However, I recently recovered a Lloyd Loom laundry basket, which isn’t too dissimilar to a seat pad, and I realised how easy it is. So I want to show you how simple and cheap it can be to transform a good chair.
I have found the perfect fabric to match the chair. Lorna Syson is a designer of contemporary interior accessories, including fabric, wallpapers, lampshades and cushions. I love the retro edge and the influence of the Great British outdoors. I fell in love with one particular print that I decided to use for my chair and I now want a whole room wallpapered in it!
You will need:
Webbing, upholstery tacks and a staple gun. I bought the webbing and tacks from Heritage Upholstery Supplies, which is a great online shop with lots of information about each product – perfect for the novice. I bought 50g of the 13mm improved tacks and 5m of the quality elastic webbing 25.

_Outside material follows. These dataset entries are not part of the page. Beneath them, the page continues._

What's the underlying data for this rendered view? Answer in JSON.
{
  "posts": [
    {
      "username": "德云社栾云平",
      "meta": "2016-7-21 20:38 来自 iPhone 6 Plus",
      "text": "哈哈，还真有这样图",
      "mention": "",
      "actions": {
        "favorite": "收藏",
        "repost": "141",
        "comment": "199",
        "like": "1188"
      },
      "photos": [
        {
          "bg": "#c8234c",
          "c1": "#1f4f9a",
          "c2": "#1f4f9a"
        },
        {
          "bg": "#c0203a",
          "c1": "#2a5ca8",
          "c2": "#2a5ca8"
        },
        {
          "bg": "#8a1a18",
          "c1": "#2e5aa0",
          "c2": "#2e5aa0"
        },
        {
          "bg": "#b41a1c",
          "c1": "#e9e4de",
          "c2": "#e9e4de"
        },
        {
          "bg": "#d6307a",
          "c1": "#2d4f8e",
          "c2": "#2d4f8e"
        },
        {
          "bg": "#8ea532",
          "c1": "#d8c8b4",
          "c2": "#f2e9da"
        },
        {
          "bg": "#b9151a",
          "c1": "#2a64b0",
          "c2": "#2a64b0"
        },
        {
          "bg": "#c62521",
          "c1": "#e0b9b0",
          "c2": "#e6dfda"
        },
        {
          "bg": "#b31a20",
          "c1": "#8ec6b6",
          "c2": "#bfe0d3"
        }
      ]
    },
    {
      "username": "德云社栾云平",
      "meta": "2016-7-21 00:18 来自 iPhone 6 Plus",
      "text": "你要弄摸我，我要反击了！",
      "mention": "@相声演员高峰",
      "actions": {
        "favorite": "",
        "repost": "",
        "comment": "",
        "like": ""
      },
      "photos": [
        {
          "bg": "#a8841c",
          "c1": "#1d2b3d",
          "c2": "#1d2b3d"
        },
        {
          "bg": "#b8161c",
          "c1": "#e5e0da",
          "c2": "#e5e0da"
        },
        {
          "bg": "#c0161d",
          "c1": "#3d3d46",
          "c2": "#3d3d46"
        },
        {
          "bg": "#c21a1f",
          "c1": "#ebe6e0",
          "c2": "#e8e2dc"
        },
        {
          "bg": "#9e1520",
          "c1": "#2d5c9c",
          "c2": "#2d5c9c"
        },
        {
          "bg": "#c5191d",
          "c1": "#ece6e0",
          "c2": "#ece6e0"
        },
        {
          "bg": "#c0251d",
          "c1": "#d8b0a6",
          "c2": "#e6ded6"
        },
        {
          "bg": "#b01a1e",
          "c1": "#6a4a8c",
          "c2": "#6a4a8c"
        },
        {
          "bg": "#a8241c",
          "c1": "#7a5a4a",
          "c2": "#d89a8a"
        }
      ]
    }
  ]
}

You need foam for the seat pad. I always buy it from efoam as they cut it to measure. I chose a 5cm thick piece as I want my seat well padded but you can choose a thinner base.
Polyester wadding that I buy from eBay.
Pliers (or an upholstery tack remover if you have one)
The ‘before’ shot. Enough to put you off buying the chair?
1. Remove the tacks holding the old fabric in place. Use pliers or an upholstery tack remover if you have it. I have to say this was the most difficult part! Keep the old fabric, as this can be the pattern for your new fabric.
2. Remove all the old webbing and padding.
3. Remove the tacks that held the webbing in place.
4. When your frame is free of tacks you need to begin attaching your new webbing. Cut pieces of webbing to stretch the length and width of the frame and add 10cm so that you can fold back 5cm at each end of the webbing. Lay each piece side by side and make sure they are taut when you tack them with your hammer.
5. Now attach the widthways strips in a similar way, but weaving them in and out of the webbing already in place.
6. Spray the woven base with glue and stick the foam on top of it.
7. Place the frame, foam side down, on the wadding and staple gun it onto the underside of the frame, pulling it as tautly as possible. This helps to smooth the corners and edges of the foam.
8. Place the frame, foam side down, onto your fabric. Make sure you have the pattern facing in the right direction. Begin tacking the fabric onto the underside of the frame, working outwards from the middle. I did one tack in the middle of the front of the seat and then one tack in the middle of the back of the seat and so on. This way your fabric remains taut and in the correct position. Next do the sides, leaving the corners until last. I turned the raw edge over and used enamel pins for a neat finish. However, you can use the staple gun or tacks as you won’t be able to see it when the chair is put back together. If you want to, for a neat finish, you can buy a piece of hessian 5cm bigger than the size of your seat frame. Place it over the underside of the chair, then turn the raw edges and staple or tack close to the folded edge.
9. When you get to the corners you need to pull the fabric over the corner as tautly as possible and secure it with a tack.
10. Fold over one side and tack it.
11. Fold over the other side and add another tack (I’ve used an enamel pin but this is not necessary). The thicker your fabric, the trickier this step is.
12. The most important thing when you are doing the corners is to make sure the fabric is as taut as possible.
Finished! Pop your seat pad back in the chair (with some chairs you will need to screw them in).
I love the combination of the yellow of the fabric and the honey tones of the wood. Perfect!
And look who else likes it…
I hope you all have a go – it really is very easy and the best bit is you can’t see the bottom so if you make any mistakes it doesn’t matter. Such an easy way to transform an old piece of furniture.
Thank you very much to the lovely Lorna Syson for the beautiful fabric. Do have a peek at her website and here are a few of my other faves from her collection:
I love the beautiful greys and angular shapes of this Blizzard fabric.
Modern prints with a retro aesthetic, like these cushions, work really well with vintage furniture.
Hope you all have a great weekend x